The basic function of food does not conflict with the cultivation of taste, if by “cultivating taste” we do not only reductively mean a social mark of distinction and hierarchy, but instead a tool of social understanding, self-care, and listening to others. Beyond gastronomy, one of the general and classic problems of criticism concerns the connection between expert judgment and public acceptance of it, the connection between the critic’s seemingly designated task—promoting and communicating “good” taste on the basis of “standard” and valuable parameters—and what the public actually likes, something that tastes “good.” A few years ago, an American advertising campaign for a brand of canned tuna summarized this conflict very effectively: “Star-Kist doesn’t want tunas with good taste. They want tunas that taste good” (Iggers 2007, 95). This highlights the reversal of the hierarchy of values in mass society; what really matters is what most people like, not what a few claim to be better. The gap between expertise and ignorance has been increasingly hidden and maybe even erased today, when every cultural, aesthetic, and artistic expression, from the most highbrow and exclusive events to the most ordinary and vulgar ones, can attain “pop” fruition thanks to the enhancing powers of technological devices. Gastronomy is one of the most evident examples of such phenomenon in contemporary society, so much so that many people wonder if the figure of the iconic food critic personified by Anton Ego and Monsieur Arthens still plays a decisive role. In fact, pop food culture is highly involved in the discussion about digital democracy. On the web, many attempts at “grassroots” criticism canceling any representation or authority of good taste are made with sites and servers collecting feedback on products and services and then compiling charts and statistics. However, this trend reveals another facet of the prejudice according to which quality is quantity and numbers that correspond to the sum of all individual preferences. Disregarding the mediation of authority, dressed taste loses the characteristics of a socially constituted and negotiated value among those who became experts through training and learning, and instead becomes a battleground for blind, anonymous, and purely numerical forces.
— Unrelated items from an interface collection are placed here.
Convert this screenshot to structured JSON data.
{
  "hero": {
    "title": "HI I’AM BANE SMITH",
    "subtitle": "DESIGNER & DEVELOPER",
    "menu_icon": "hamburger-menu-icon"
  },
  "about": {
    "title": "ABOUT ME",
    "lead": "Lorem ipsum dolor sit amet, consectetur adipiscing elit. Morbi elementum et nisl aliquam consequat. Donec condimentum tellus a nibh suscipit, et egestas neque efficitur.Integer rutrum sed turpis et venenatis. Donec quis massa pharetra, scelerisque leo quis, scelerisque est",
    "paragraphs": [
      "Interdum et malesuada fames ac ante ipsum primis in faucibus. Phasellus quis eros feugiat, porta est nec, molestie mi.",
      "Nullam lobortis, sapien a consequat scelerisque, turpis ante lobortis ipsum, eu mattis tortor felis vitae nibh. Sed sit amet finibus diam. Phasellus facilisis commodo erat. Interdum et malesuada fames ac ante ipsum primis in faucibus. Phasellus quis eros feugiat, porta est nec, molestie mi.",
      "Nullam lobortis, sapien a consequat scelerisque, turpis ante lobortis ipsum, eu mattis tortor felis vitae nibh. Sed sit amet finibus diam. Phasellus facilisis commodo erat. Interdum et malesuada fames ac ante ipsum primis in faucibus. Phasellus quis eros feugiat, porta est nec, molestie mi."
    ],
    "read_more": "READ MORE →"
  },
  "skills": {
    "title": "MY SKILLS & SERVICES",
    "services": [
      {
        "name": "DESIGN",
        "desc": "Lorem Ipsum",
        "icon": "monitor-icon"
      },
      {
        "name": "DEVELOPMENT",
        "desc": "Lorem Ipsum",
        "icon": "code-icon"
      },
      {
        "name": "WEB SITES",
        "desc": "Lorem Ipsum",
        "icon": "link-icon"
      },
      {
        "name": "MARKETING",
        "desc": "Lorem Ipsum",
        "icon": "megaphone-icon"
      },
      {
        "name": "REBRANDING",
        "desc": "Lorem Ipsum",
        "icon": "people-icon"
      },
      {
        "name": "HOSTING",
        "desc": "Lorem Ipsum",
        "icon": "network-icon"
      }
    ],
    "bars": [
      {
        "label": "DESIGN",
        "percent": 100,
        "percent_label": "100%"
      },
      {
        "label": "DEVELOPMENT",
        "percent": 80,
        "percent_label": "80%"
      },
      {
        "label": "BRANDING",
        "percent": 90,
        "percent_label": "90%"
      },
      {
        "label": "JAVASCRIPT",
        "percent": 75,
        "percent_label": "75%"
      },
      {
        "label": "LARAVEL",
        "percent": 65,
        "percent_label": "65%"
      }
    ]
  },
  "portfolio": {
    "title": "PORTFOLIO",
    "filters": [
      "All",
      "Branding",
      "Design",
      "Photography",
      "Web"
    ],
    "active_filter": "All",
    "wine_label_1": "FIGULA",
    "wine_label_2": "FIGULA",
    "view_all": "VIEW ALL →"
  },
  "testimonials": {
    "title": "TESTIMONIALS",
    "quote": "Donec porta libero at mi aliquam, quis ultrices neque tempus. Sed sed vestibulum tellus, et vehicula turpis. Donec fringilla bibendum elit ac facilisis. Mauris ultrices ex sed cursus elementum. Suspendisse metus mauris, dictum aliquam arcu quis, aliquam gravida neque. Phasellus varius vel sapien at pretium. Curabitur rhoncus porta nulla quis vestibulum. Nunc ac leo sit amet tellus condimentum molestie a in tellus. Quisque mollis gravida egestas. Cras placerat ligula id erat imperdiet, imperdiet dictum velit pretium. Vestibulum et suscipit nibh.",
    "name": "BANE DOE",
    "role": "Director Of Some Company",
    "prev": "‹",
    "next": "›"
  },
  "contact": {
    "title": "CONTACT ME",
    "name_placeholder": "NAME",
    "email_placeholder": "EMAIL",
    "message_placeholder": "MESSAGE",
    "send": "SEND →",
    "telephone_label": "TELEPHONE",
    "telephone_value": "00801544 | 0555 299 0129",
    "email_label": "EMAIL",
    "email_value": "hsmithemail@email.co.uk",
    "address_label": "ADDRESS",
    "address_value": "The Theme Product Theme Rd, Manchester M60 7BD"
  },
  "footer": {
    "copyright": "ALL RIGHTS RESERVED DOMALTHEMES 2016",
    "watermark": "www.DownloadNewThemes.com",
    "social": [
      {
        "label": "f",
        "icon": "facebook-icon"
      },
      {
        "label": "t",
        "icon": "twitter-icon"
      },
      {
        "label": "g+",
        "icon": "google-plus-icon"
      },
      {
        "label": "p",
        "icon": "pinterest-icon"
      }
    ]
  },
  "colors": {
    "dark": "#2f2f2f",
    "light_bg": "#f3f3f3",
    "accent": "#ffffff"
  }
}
According to our proposal of taste as a flexible experience, the two instances—effectively educated, sanctioned expertise and criticism on one side, and the vulgarization of taste judgments and values on the other—are not mutually exclusive; rather, they need to interact and intertwine. One would have to be blind not to observe that food critics today cannot take Anton Ego as their example. At the same time, it would also be very superficial to take the lawless processes of the democratization and popularization of taste as the arrival points of a democratic and self-generating transparency. The processes leading to the assignment of values are never neutral and objective in the naive sense of the term, since the notion of emotional and aesthetic “value” is an inherently social notion (Shapin 2012).